God the Mother Speaks of Coprophagia
with a line from Maxine Kumin
A star implodes and feeds a nursery of new lights. My design.
A latrine fly, hungry, presses spongy mouthparts to brown liquid,
also mine. There’s no such thing as waste. Only recycling. Fecal
meal a redigestion. Pikas haul soft green pellets to the den.
Sparrows pick seeds from a steaming cowpat. And you, adventurous
kin, drink urine in space. Let anyone with ears to hear listen.
You are like toddlers I lay down for a nap, and when I return,
the crib, your lips—they’re smeared with shit. Finger-painted filth. My dirty
darlings, a naked digestive tract needs bacteria. Call it
divine (microbial) intervention. My plan. Young elephants,
hippos, pandas, & koalas will eat their mother’s droppings. Eat
my words. Then take them up and eat them again, that what was at first
lost, may be absorbed at last. The nutrient of my good news, hard-
shell gospel. With each slow rumination, each passage of rich stool,
you begin to break down the ejecta of life, what will grow you.
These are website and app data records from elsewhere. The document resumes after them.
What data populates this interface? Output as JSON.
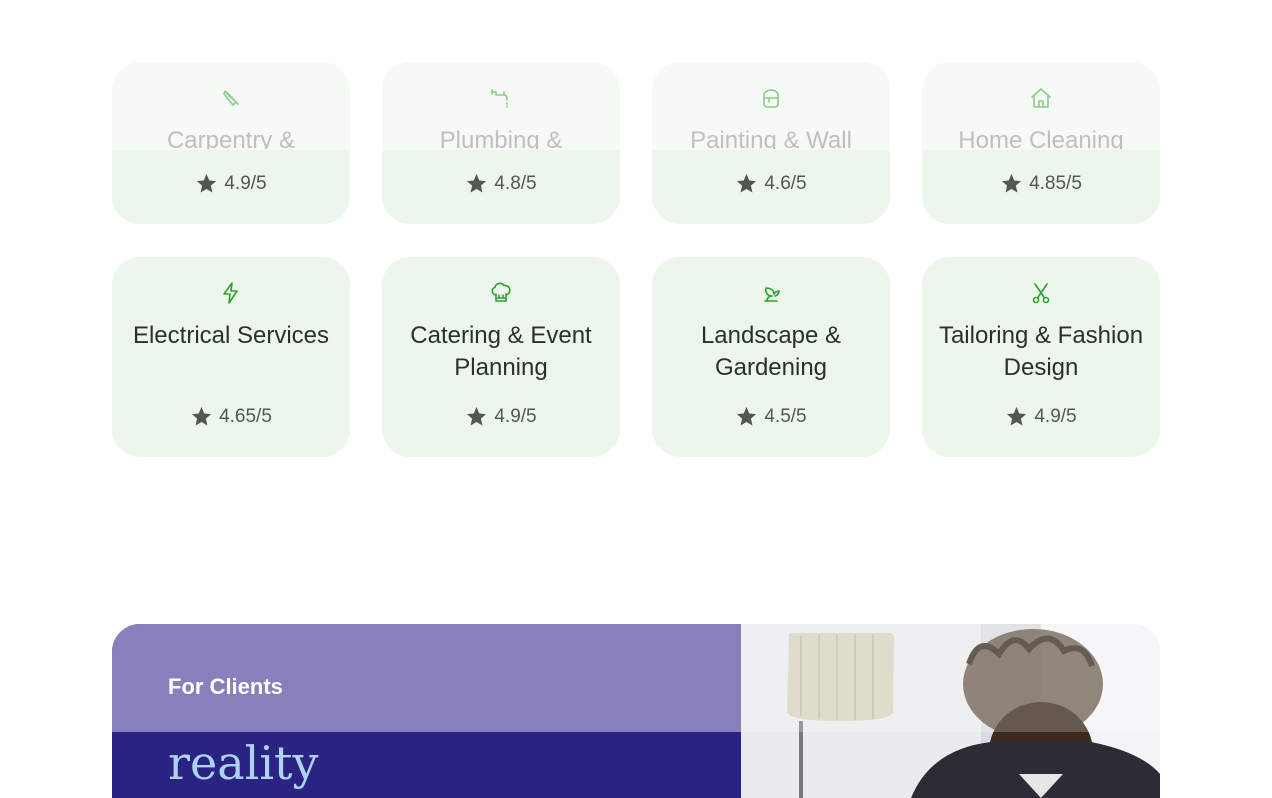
{
  "categories_row1": [
    {
      "title": "Carpentry &",
      "rating": "4.9/5",
      "icon": "saw-icon"
    },
    {
      "title": "Plumbing &",
      "rating": "4.8/5",
      "icon": "faucet-icon"
    },
    {
      "title": "Painting & Wall",
      "rating": "4.6/5",
      "icon": "paint-bucket-icon"
    },
    {
      "title": "Home Cleaning",
      "rating": "4.85/5",
      "icon": "house-icon"
    }
  ],
  "categories_row2": [
    {
      "title": "Electrical Services",
      "rating": "4.65/5",
      "icon": "lightning-icon"
    },
    {
      "title": "Catering & Event Planning",
      "rating": "4.9/5",
      "icon": "chef-hat-icon"
    },
    {
      "title": "Landscape & Gardening",
      "rating": "4.5/5",
      "icon": "plant-icon"
    },
    {
      "title": "Tailoring & Fashion Design",
      "rating": "4.9/5",
      "icon": "scissors-icon"
    }
  ],
  "banner": {
    "eyebrow": "For Clients",
    "headline_fragment": "reality"
  },
  "colors": {
    "card_bg": "#edf6ec",
    "icon_green": "#2da32a",
    "banner_dark": "#2b2382",
    "banner_light": "#8880ba",
    "headline": "#aed2f6"
  }
}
Dayna Patterson is the author of Titania in Yellow (Porkbelly Press, 2019) and If Mother Braids a Waterfall (Signature Books, 2020). Her creative work has appeared recently in AGNI, The Maynard, and Tahoma Literary Review. She is the founding editor-in-chief of Psaltery & Lyre and a co-editor of Dove Song: Heavenly Mother in Mormon Poetry. She was a co-winner of the 2019 #DignityNotDetention Poetry Prize judged by Ilya Kaminsky. daynapatterson.com